This happened another time or two, with the same face saving result. The time after however, the guy tossing the yarn from the box took the tape off the end of each ball as he distributed them to the class. Miss Smith had taped the ends of the yarn to the skeins to know where they were, and of course to keep the yarn in order.

It goes without saying that Senior boys doing mischief cared little for such particulars. We threw the balls of yarn at each other anyway, ignoring that they were unraveling as we smacked one another in the head. This went on for about five minutes until the lookout yelled, "Smith's coming!"

We immediately froze, all stuck in place either while picking up a ball to throw, in the act of follow through after a delivery, or right before letting one fly. Only our eyes moved, roaming between each other and the massive yarn tangle we had inflicted upon the art room. Then, all of us, as if one thought, began frantically trying to roll up all that yarn; there were dozens of skeins worth strewn about. Very quickly realizing the futility of the exercise, we abandoned our cause, and stupidly jumped to our seats and went back to the pencil drawings we were supposed to be working on.

Miss Smith returned to spy the most magnificent display of yarn carnage imaginable. Lines of color, from pastel to primary, were strewn everywhere and in every hue: over the tops of cabinets, across her desk, even over the shoulders and under the feet of all of us students. I might go so far as to say it was a work of Art itself; you know, maybe we ought to have gotten assignment credit for it, now that I think about it. But we sat there working as though nothing was out of the ordinary.

"Would someone care to tell me what's going on?" Smith asked.

Can't you see? We're working on our pencil drawings. Practicing shading, just like you taught us.

Giving the silence a few seconds to itself she finally asked, "Is no one going to tell me what happened here?" What's to tell? We're doing our Art.

Seeing the futility of her situation, she calmly went and called for Sister Principal.

Now, Sister Principal was a old line, strict, authoritarian nun. She had to be, to deal with miscreants such as we senior boys. She entered the room and repeated both of Miss Smith's questions, with no further insight into the situation. She began slowly pacing the room, glaring in turn at every one of us. She intended to make someone crack.

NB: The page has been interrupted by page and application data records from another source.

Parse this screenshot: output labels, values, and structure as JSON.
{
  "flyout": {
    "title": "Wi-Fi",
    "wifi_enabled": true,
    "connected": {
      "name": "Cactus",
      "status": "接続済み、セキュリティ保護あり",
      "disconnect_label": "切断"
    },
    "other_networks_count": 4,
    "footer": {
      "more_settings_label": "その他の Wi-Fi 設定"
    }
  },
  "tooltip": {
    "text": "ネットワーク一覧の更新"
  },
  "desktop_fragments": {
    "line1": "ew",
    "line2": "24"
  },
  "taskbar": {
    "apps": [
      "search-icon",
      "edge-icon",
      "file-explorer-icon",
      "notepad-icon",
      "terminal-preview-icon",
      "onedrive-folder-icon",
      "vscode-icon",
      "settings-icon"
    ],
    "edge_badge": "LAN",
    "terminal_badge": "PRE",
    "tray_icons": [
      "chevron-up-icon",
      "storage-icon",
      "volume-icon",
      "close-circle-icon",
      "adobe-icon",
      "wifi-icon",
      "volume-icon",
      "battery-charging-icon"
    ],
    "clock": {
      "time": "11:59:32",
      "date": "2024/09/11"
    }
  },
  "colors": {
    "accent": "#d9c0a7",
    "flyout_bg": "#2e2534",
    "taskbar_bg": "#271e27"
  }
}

You need to know here that I had kept myself pretty clean in high school. No detentions, no mischief, and I had decent enough grades. I was no goody two shoes, no brown nose who would rat anyone out either. I just stayed clean. I got along with everyone so far as I remember, with no real incidents. But I was fully participating in this fiasco. Willingly, I confess.

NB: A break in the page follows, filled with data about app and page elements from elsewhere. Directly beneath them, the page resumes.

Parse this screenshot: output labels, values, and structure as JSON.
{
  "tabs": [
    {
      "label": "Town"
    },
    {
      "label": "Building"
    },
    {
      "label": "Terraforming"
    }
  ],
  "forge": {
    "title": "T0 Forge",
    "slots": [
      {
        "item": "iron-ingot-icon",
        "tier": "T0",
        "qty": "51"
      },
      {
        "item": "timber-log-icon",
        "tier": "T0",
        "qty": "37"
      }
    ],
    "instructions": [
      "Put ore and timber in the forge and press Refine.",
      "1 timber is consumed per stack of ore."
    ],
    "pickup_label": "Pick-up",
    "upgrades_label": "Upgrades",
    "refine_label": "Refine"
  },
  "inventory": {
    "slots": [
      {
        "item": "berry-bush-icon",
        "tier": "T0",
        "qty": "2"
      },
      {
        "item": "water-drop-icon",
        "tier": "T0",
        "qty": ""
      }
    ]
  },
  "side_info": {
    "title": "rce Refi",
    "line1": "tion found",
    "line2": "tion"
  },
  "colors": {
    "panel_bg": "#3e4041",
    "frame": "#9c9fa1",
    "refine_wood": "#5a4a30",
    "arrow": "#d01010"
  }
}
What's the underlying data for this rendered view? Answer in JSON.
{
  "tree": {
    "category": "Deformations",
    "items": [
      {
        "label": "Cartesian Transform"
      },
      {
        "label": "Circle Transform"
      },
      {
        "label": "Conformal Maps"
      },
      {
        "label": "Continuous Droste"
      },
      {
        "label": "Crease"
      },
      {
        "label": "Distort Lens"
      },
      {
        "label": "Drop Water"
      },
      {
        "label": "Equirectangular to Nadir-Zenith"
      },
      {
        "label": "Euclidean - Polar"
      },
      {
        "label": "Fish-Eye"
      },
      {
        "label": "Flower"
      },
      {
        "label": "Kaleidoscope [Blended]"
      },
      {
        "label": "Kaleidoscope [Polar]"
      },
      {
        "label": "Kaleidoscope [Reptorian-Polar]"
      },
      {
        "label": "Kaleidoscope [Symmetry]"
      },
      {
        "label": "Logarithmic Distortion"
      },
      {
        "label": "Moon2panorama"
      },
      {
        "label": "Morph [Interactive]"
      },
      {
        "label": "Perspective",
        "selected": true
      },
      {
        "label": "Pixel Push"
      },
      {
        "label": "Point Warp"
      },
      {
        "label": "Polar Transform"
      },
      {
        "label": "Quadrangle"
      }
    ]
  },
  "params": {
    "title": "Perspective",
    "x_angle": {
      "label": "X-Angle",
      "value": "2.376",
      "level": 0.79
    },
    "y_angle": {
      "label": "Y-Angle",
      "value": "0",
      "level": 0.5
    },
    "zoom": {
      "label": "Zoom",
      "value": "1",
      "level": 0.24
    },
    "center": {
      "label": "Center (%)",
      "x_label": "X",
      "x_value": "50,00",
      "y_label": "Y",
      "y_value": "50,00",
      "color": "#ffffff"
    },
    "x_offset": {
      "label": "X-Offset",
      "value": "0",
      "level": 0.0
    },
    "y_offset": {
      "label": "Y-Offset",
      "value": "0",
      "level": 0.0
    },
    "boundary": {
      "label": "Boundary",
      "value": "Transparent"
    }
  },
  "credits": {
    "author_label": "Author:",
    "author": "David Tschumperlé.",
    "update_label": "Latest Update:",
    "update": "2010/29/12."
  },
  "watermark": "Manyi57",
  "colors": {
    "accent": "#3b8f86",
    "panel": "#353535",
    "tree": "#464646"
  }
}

Sister continued around the room; we kept at our work, even subtly brushing strings of yarn off our sketch pads as we scratched at them. She wasn't going to break; neither would we.

The dismissal bell rang. We all started to put away our stuff and gather our backpacks to leave. Sister sternly announced, "No one is going anywhere until we get to the bottom of this. If no one speaks up, you'll all get two detentions: one for this, and one for being tardy to your next class." We slumped down into our chairs. This was going to take awhile, until Sister decided that the inevitable detentions were her only recourse.

Sister Principal continued her slow tour. She came around the table where I sat with about 7 other guys, giving the deep glare all around, stopping directly behind me. I knew it, I thought. I'm the first to be grilled.

The deafening silence seemed to take forever though it was actually mere seconds. Then I actually heard her open her mouth: here it comes. I'm on the spot. But she said, "You may go to your next class, Mr. Cosgriff. We all know that you would never participate in such nonsense."

What could I do? I wasn't about to rat the guys out, nor confess my guilt either. I slowly gathered my things, mumbled a quiet, "Thank you, Sister Principal," and went to my next class.

So my official record stayed clean. To be sure, there is a part of me who feels sheepish to this day. But the imp on my other shoulder does smile about it. And Pops thought it was a great story.

No comments: